I permanently need to hash lots of data quickly, but the result only needs to be collision resistant.
Is there any negative side-effect of using multiple (say 2) algorithms providing a shorter digest (e.g. RIPE-MD-128 and Tiger128) versus using an algorithm providing a digest of the added length (e.g. SHA256).
I want to explicitly highlight that I only need high performance and collision resistance. Other properties (avalanching, etc.) are irrelevant, I do not even care if it is possible to go back from digest to input. So I do not even need to really use "cryptographic" hashing algorithms (CRC32 is perfectly fine here I guess).
More specifically my idea is to use multiple REALLY FAST algorithms (clhash performing at over 4 gigabyte per second on my testsetup, xxhash performing at over 6GB/s, ...) and simply concatenate them to improve collision resistance: $$ Digest(Input) = XXH64(input)\ |\ CLhash(input)\ |\ CRC32(input)\ |\ Farsh(input) $$
This results in a digest with $64+64+32+32=192$ bits length, but is faster than an algorithms providing a digest with 192 bits. The important question for me is: is the collision resistance comparable to an algorithm providing 192 bits?

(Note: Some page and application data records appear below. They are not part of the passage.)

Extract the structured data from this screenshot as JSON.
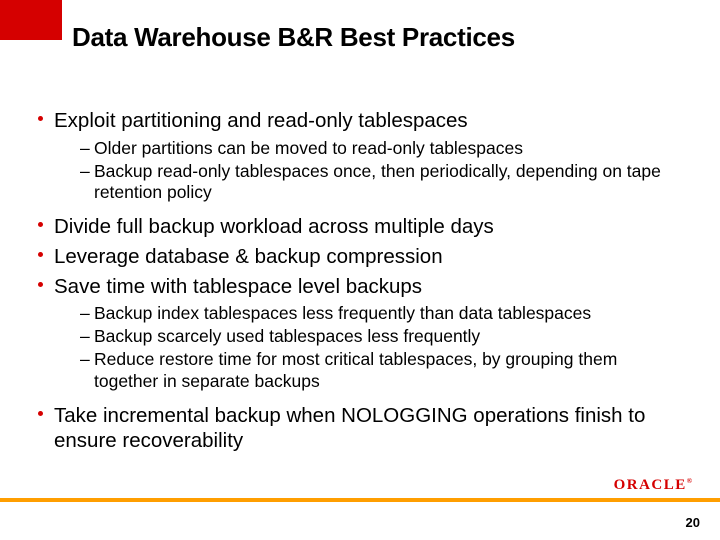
{
  "title": "Data Warehouse B&R Best Practices",
  "bullets": {
    "b1": "Exploit partitioning and read-only tablespaces",
    "b1s1": "Older partitions can be moved to read-only tablespaces",
    "b1s2": "Backup read-only tablespaces once, then periodically, depending on tape retention policy",
    "b2": "Divide full backup workload across multiple days",
    "b3": "Leverage database & backup compression",
    "b4": "Save time with tablespace level backups",
    "b4s1": "Backup index tablespaces less frequently than data tablespaces",
    "b4s2": "Backup scarcely used tablespaces less frequently",
    "b4s3": "Reduce restore time for most critical tablespaces, by grouping them together in separate backups",
    "b5": "Take incremental backup when NOLOGGING operations finish to ensure recoverability"
  },
  "logo": "ORACLE",
  "page": "20"
}
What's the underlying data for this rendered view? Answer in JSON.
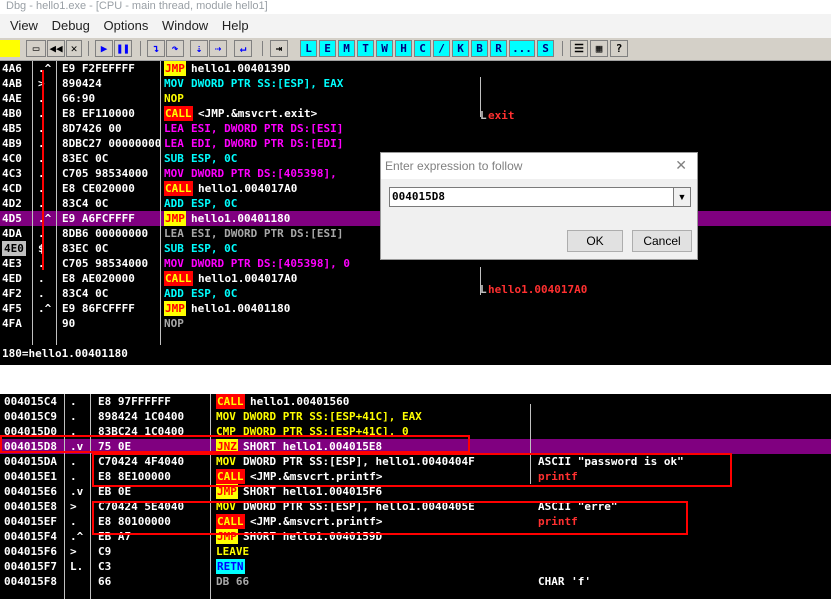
{
  "window": {
    "title": "Dbg - hello1.exe - [CPU - main thread, module hello1]"
  },
  "menu": [
    "View",
    "Debug",
    "Options",
    "Window",
    "Help"
  ],
  "toolbar": {
    "letters": [
      "L",
      "E",
      "M",
      "T",
      "W",
      "H",
      "C",
      "/",
      "K",
      "B",
      "R",
      "...",
      "S"
    ]
  },
  "top_pane": {
    "rows": [
      {
        "addr": "4A6",
        "mark": ".^",
        "hex": "E9 F2FEFFFF",
        "mn": "JMP",
        "mnc": "jmp",
        "ops": "hello1.0040139D",
        "opc": "c-w",
        "hl": false,
        "addrbox": false
      },
      {
        "addr": "4AB",
        "mark": ">",
        "hex": "890424",
        "mn": "MOV",
        "mnc": "c-c",
        "ops": "DWORD PTR SS:[ESP], EAX",
        "opc": "c-c",
        "hl": false,
        "addrbox": false
      },
      {
        "addr": "4AE",
        "mark": ".",
        "hex": "66:90",
        "mn": "NOP",
        "mnc": "c-y",
        "ops": "",
        "opc": "c-w",
        "hl": false,
        "addrbox": false
      },
      {
        "addr": "4B0",
        "mark": ".",
        "hex": "E8 EF110000",
        "mn": "CALL",
        "mnc": "call",
        "ops": "<JMP.&msvcrt.exit>",
        "opc": "c-w",
        "hl": false,
        "addrbox": false
      },
      {
        "addr": "4B5",
        "mark": ".",
        "hex": "8D7426 00",
        "mn": "LEA",
        "mnc": "c-m",
        "ops": "ESI, DWORD PTR DS:[ESI]",
        "opc": "c-m",
        "hl": false,
        "addrbox": false
      },
      {
        "addr": "4B9",
        "mark": ".",
        "hex": "8DBC27 00000000",
        "mn": "LEA",
        "mnc": "c-m",
        "ops": "EDI, DWORD PTR DS:[EDI]",
        "opc": "c-m",
        "hl": false,
        "addrbox": false
      },
      {
        "addr": "4C0",
        "mark": ".",
        "hex": "83EC 0C",
        "mn": "SUB",
        "mnc": "c-c",
        "ops": "ESP, 0C",
        "opc": "c-c",
        "hl": false,
        "addrbox": false
      },
      {
        "addr": "4C3",
        "mark": ".",
        "hex": "C705 98534000",
        "mn": "MOV",
        "mnc": "c-m",
        "ops": "DWORD PTR DS:[405398],",
        "opc": "c-m",
        "hl": false,
        "addrbox": false
      },
      {
        "addr": "4CD",
        "mark": ".",
        "hex": "E8 CE020000",
        "mn": "CALL",
        "mnc": "call",
        "ops": "hello1.004017A0",
        "opc": "c-w",
        "hl": false,
        "addrbox": false
      },
      {
        "addr": "4D2",
        "mark": ".",
        "hex": "83C4 0C",
        "mn": "ADD",
        "mnc": "c-c",
        "ops": "ESP, 0C",
        "opc": "c-c",
        "hl": false,
        "addrbox": false
      },
      {
        "addr": "4D5",
        "mark": ".^",
        "hex": "E9 A6FCFFFF",
        "mn": "JMP",
        "mnc": "jmp",
        "ops": "hello1.00401180",
        "opc": "c-w",
        "hl": true,
        "addrbox": false
      },
      {
        "addr": "4DA",
        "mark": ".",
        "hex": "8DB6 00000000",
        "mn": "LEA",
        "mnc": "c-g",
        "ops": "ESI, DWORD PTR DS:[ESI]",
        "opc": "c-g",
        "hl": false,
        "addrbox": false
      },
      {
        "addr": "4E0",
        "mark": "$",
        "hex": "83EC 0C",
        "mn": "SUB",
        "mnc": "c-c",
        "ops": "ESP, 0C",
        "opc": "c-c",
        "hl": false,
        "addrbox": true
      },
      {
        "addr": "4E3",
        "mark": ".",
        "hex": "C705 98534000",
        "mn": "MOV",
        "mnc": "c-m",
        "ops": "DWORD PTR DS:[405398], 0",
        "opc": "c-m",
        "hl": false,
        "addrbox": false
      },
      {
        "addr": "4ED",
        "mark": ".",
        "hex": "E8 AE020000",
        "mn": "CALL",
        "mnc": "call",
        "ops": "hello1.004017A0",
        "opc": "c-w",
        "hl": false,
        "addrbox": false
      },
      {
        "addr": "4F2",
        "mark": ".",
        "hex": "83C4 0C",
        "mn": "ADD",
        "mnc": "c-c",
        "ops": "ESP, 0C",
        "opc": "c-c",
        "hl": false,
        "addrbox": false
      },
      {
        "addr": "4F5",
        "mark": ".^",
        "hex": "E9 86FCFFFF",
        "mn": "JMP",
        "mnc": "jmp",
        "ops": "hello1.00401180",
        "opc": "c-w",
        "hl": false,
        "addrbox": false
      },
      {
        "addr": "4FA",
        "mark": "",
        "hex": "90",
        "mn": "NOP",
        "mnc": "c-g",
        "ops": "",
        "opc": "c-w",
        "hl": false,
        "addrbox": false
      }
    ],
    "annot_exit": "exit",
    "annot_call": "hello1.004017A0",
    "status": "180=hello1.00401180"
  },
  "bottom_pane": {
    "rows": [
      {
        "addr": "004015C4",
        "mark": ".",
        "hex": "E8 97FFFFFF",
        "mn": "CALL",
        "mnc": "call",
        "ops": "hello1.00401560",
        "opc": "c-w",
        "cm": "",
        "cmc": "c-w",
        "hl": false
      },
      {
        "addr": "004015C9",
        "mark": ".",
        "hex": "898424 1C0400",
        "mn": "MOV",
        "mnc": "c-y",
        "ops": "DWORD PTR SS:[ESP+41C], EAX",
        "opc": "c-y",
        "cm": "",
        "cmc": "c-w",
        "hl": false
      },
      {
        "addr": "004015D0",
        "mark": ".",
        "hex": "83BC24 1C0400",
        "mn": "CMP",
        "mnc": "c-y",
        "ops": "DWORD PTR SS:[ESP+41C], 0",
        "opc": "c-y",
        "cm": "",
        "cmc": "c-w",
        "hl": false
      },
      {
        "addr": "004015D8",
        "mark": ".v",
        "hex": "75 0E",
        "mn": "JNZ",
        "mnc": "jmp",
        "ops": "SHORT hello1.004015E8",
        "opc": "c-w",
        "cm": "",
        "cmc": "c-w",
        "hl": true
      },
      {
        "addr": "004015DA",
        "mark": ".",
        "hex": "C70424 4F4040",
        "mn": "MOV",
        "mnc": "c-y",
        "ops": "DWORD PTR SS:[ESP], hello1.0040404F",
        "opc": "c-w",
        "cm": "ASCII \"password is ok\"",
        "cmc": "c-w",
        "hl": false
      },
      {
        "addr": "004015E1",
        "mark": ".",
        "hex": "E8 8E100000",
        "mn": "CALL",
        "mnc": "call",
        "ops": "<JMP.&msvcrt.printf>",
        "opc": "c-w",
        "cm": "printf",
        "cmc": "c-r",
        "hl": false
      },
      {
        "addr": "004015E6",
        "mark": ".v",
        "hex": "EB 0E",
        "mn": "JMP",
        "mnc": "jmp",
        "ops": "SHORT hello1.004015F6",
        "opc": "c-w",
        "cm": "",
        "cmc": "c-w",
        "hl": false
      },
      {
        "addr": "004015E8",
        "mark": ">",
        "hex": "C70424 5E4040",
        "mn": "MOV",
        "mnc": "c-y",
        "ops": "DWORD PTR SS:[ESP], hello1.0040405E",
        "opc": "c-w",
        "cm": "ASCII \"erre\"",
        "cmc": "c-w",
        "hl": false
      },
      {
        "addr": "004015EF",
        "mark": ".",
        "hex": "E8 80100000",
        "mn": "CALL",
        "mnc": "call",
        "ops": "<JMP.&msvcrt.printf>",
        "opc": "c-w",
        "cm": "printf",
        "cmc": "c-r",
        "hl": false
      },
      {
        "addr": "004015F4",
        "mark": ".^",
        "hex": "EB A7",
        "mn": "JMP",
        "mnc": "jmp",
        "ops": "SHORT hello1.0040159D",
        "opc": "c-w",
        "cm": "",
        "cmc": "c-w",
        "hl": false
      },
      {
        "addr": "004015F6",
        "mark": ">",
        "hex": "C9",
        "mn": "LEAVE",
        "mnc": "c-y",
        "ops": "",
        "opc": "c-w",
        "cm": "",
        "cmc": "c-w",
        "hl": false
      },
      {
        "addr": "004015F7",
        "mark": "L.",
        "hex": "C3",
        "mn": "RETN",
        "mnc": "retn",
        "ops": "",
        "opc": "c-w",
        "cm": "",
        "cmc": "c-w",
        "hl": false
      },
      {
        "addr": "004015F8",
        "mark": "",
        "hex": "66",
        "mn": "DB 66",
        "mnc": "c-g",
        "ops": "",
        "opc": "c-w",
        "cm": "CHAR 'f'",
        "cmc": "c-w",
        "hl": false
      }
    ]
  },
  "dialog": {
    "title": "Enter expression to follow",
    "close": "✕",
    "value": "004015D8",
    "ok": "OK",
    "cancel": "Cancel"
  }
}
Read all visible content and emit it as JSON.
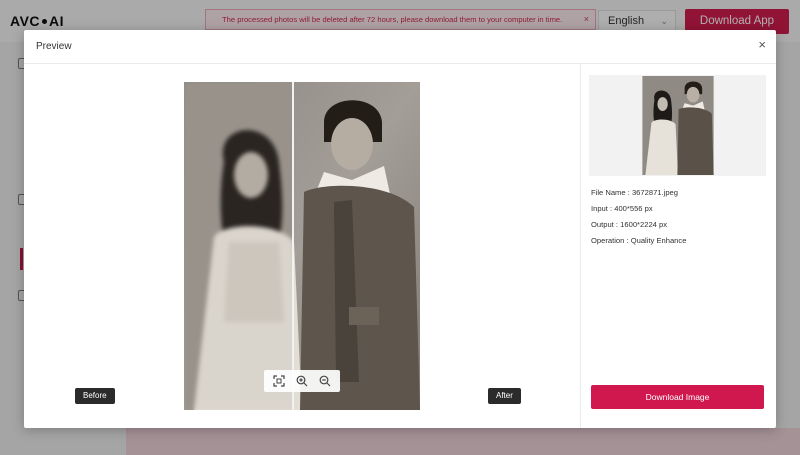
{
  "app": {
    "logo_left": "AVC",
    "logo_right": "AI",
    "notice": "The processed photos will be deleted after 72 hours, please download them to your computer in time.",
    "notice_close": "×",
    "language": "English",
    "download_app": "Download App"
  },
  "modal": {
    "title": "Preview",
    "close": "×",
    "before_label": "Before",
    "after_label": "After",
    "download_image": "Download Image"
  },
  "info": {
    "file_name_label": "File Name :",
    "file_name": "3672871.jpeg",
    "input_label": "Input :",
    "input": "400*556 px",
    "output_label": "Output :",
    "output": "1600*2224 px",
    "operation_label": "Operation :",
    "operation": "Quality Enhance"
  },
  "icons": {
    "fit": "fit-screen-icon",
    "zoom_in": "zoom-in-icon",
    "zoom_out": "zoom-out-icon",
    "close": "close-icon"
  },
  "colors": {
    "brand": "#d01c4e",
    "notice_text": "#cc2a4b",
    "tag_bg": "#2b2b2b"
  }
}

I benchmarked a lot of different hashing algorithms and the fastest performing hash, that is also reviewed and provides a long digest (which can be an indicator of better collision resistance), is Blake2b performing slightly above 1500 megabytes per second and provides a 512 bit digest. A combination of different algorithms would be even faster, and for my use case performance is key.